Welcome to the San Joaquín Valley, which a recent report dubbed ‘The Forsaken Five Percent’ of California.
Here, a Latino resident lives an average of 81.2 years – about a year longer than the average Californian, but less than Latinos in other areas.
Here, 28.4 percent of adults have never completed high school, and just 16 percent have a bachelor’s degree.
Here, the median personal earnings for Latino adults is $18,000, more than $10,000 less than the state’s median personal earnings, of $30,000.
These facts – and many more – are available in ‘A Portrait of California,’ a report published in May by the American Human Development Project. (They are the authors of ‘The Measure of America,’ which found that the country’s 20th Congressional District – located here in Valley – ranked last among the country’s 435 districts in terms of well-being.)
The report takes 233 neighborhoods and counties in the state, and analyzes them by life expectancy, access to knowledge, and median personal earnings. It shows disparities throughout the state, but also within regions like the Valley.
To many residents, grassroots advocates, and reporters like me, this type of information, sadly, is no longer shocking. But it certainly underscores the need for continued collaboration, advocacy, and – in my case – reporting.
- To see how your community fares in this report, visit www.measureofamerica.org/california.

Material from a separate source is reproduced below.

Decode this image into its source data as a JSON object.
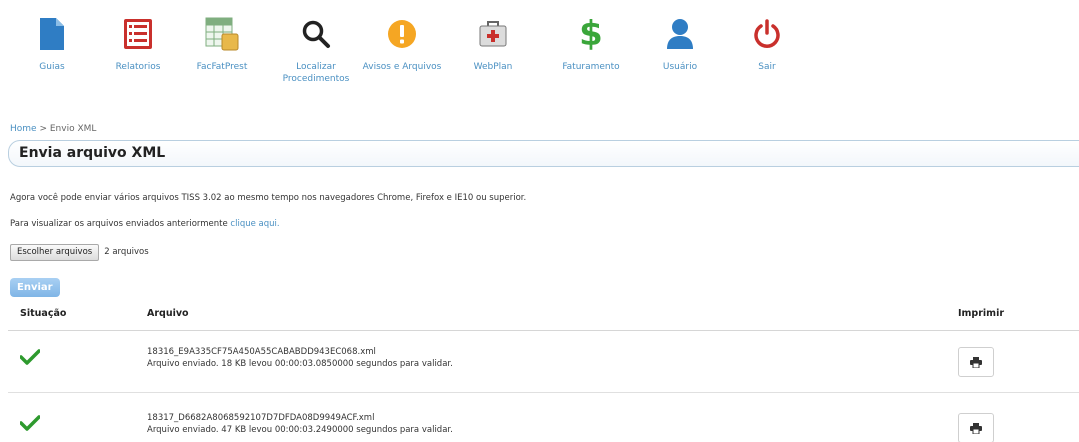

Read more about ‘A Portrait of California’ – and its implication for Valley Latinos – in next week’s edition of Vida.